*Task to complete*
What is the number of lines in the data below that hold the word "JSON"? Give nothing beyond that number.

*Study material*
◇ ◇ ◇ ◇ ◇ ◇ ◇

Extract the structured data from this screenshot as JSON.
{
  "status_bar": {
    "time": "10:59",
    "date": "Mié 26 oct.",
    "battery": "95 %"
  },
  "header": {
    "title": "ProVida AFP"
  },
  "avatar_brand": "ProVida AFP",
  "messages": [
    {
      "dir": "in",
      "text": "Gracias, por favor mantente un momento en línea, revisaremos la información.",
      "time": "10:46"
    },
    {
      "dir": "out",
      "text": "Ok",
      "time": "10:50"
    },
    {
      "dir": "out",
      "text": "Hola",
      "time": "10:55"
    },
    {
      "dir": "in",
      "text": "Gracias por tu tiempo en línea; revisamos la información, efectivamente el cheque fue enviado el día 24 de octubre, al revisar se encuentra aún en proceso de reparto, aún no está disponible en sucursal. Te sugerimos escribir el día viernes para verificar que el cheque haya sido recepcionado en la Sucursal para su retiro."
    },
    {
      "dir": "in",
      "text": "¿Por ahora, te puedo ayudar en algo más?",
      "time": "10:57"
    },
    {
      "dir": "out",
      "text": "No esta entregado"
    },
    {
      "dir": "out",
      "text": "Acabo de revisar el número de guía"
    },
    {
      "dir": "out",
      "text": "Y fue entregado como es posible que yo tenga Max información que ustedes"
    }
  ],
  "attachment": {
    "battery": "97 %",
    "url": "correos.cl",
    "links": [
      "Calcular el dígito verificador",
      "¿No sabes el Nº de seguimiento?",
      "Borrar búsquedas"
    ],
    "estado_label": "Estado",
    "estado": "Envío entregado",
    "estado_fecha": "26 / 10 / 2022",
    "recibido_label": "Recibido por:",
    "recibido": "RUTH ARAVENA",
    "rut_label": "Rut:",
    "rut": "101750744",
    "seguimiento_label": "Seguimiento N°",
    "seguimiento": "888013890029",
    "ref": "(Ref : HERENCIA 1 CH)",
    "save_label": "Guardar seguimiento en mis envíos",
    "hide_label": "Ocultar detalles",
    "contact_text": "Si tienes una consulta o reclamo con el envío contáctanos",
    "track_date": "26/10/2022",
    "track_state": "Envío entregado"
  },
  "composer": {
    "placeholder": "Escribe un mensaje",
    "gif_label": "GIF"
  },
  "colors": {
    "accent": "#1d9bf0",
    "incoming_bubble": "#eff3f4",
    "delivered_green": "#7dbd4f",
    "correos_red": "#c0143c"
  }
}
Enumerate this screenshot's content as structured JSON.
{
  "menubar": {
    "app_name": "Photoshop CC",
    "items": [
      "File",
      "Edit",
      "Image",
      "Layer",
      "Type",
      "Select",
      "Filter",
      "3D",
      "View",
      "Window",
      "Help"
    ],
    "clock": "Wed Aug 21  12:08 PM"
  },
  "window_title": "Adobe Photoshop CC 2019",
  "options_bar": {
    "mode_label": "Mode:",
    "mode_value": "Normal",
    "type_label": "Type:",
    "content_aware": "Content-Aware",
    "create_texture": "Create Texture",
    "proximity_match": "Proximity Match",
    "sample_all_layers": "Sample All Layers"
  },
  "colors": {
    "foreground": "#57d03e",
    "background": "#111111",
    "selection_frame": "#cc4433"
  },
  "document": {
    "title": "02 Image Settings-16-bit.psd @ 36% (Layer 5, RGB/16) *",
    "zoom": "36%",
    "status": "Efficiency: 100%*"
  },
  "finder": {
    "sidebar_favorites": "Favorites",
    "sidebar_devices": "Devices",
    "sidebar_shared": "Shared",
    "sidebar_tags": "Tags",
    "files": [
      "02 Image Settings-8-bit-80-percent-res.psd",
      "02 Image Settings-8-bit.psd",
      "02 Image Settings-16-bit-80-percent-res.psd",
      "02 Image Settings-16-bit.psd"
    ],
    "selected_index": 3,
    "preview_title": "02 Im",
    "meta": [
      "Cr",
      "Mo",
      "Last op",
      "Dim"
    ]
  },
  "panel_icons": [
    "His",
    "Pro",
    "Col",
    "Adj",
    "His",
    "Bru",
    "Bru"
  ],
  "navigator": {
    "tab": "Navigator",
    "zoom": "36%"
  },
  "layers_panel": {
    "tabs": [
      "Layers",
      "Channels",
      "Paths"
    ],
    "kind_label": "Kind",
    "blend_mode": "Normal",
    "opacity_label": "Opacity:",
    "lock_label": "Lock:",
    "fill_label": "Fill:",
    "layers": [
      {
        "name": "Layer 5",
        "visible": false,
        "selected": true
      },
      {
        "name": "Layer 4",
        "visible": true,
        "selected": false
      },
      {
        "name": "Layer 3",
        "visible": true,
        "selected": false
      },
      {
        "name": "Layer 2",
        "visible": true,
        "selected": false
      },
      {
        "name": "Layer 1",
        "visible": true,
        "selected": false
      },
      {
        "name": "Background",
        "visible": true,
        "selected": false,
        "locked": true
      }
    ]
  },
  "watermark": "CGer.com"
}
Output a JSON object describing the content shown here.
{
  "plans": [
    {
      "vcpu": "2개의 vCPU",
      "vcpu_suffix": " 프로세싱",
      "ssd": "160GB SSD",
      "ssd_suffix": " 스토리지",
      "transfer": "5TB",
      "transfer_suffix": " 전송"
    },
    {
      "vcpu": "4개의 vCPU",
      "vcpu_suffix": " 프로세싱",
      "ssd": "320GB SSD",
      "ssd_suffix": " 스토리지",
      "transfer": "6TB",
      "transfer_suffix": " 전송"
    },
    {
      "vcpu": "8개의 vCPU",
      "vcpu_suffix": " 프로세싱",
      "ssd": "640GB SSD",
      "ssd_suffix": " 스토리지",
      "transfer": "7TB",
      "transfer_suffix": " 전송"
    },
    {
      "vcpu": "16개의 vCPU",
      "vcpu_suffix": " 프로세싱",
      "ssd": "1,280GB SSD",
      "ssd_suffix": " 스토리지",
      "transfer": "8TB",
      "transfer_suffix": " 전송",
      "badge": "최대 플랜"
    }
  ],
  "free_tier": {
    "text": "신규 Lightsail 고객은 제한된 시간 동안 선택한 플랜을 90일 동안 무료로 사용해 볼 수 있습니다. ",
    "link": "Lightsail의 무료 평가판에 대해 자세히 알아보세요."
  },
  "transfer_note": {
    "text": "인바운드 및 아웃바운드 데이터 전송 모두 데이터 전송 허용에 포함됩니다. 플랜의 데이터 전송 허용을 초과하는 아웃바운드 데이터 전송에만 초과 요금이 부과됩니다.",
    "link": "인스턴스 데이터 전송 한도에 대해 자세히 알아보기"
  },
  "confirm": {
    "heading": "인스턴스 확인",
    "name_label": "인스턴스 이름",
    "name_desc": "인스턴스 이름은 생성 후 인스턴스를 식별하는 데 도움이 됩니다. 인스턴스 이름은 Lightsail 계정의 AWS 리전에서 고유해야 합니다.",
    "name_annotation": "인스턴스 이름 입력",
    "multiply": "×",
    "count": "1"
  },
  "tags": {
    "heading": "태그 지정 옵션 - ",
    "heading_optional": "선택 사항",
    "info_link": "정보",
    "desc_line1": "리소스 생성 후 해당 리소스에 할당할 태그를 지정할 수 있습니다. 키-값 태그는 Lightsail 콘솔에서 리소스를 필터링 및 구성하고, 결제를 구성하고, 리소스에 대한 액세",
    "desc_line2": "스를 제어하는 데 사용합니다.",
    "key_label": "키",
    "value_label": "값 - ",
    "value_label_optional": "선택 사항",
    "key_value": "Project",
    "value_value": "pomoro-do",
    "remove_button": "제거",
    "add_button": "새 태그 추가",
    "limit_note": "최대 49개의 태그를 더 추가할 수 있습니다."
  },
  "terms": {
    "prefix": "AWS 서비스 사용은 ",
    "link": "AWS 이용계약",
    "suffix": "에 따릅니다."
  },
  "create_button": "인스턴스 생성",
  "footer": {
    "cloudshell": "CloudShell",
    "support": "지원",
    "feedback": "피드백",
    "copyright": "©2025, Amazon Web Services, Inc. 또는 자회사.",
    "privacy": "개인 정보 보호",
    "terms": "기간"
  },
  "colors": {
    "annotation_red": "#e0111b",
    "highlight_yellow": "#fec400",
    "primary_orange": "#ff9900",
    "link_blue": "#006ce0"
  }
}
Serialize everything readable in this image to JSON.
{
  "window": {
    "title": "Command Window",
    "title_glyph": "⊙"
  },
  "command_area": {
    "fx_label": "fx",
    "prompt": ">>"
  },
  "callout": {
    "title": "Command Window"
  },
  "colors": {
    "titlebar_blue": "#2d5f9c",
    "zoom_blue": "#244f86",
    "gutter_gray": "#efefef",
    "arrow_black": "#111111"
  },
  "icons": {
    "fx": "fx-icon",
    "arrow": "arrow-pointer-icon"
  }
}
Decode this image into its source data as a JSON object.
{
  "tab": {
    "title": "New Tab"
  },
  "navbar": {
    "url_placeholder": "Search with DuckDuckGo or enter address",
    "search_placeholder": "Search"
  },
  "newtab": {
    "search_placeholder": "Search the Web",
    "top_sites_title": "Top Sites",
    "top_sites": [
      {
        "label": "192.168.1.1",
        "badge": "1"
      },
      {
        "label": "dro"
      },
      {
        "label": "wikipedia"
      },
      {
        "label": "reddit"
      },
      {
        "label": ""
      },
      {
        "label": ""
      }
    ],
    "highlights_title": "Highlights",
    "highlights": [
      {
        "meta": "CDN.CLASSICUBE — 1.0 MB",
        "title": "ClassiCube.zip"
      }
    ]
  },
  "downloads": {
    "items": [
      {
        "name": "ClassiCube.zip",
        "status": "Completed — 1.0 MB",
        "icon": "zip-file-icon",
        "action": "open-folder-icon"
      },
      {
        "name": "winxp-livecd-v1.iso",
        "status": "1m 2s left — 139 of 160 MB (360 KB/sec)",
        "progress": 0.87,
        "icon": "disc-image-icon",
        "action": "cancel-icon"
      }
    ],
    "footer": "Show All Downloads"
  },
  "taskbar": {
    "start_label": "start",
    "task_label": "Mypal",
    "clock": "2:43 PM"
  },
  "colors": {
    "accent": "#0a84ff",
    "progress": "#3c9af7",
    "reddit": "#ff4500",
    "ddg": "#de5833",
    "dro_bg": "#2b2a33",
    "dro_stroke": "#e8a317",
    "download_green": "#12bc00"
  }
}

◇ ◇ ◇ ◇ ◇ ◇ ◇

*Output of the task*
5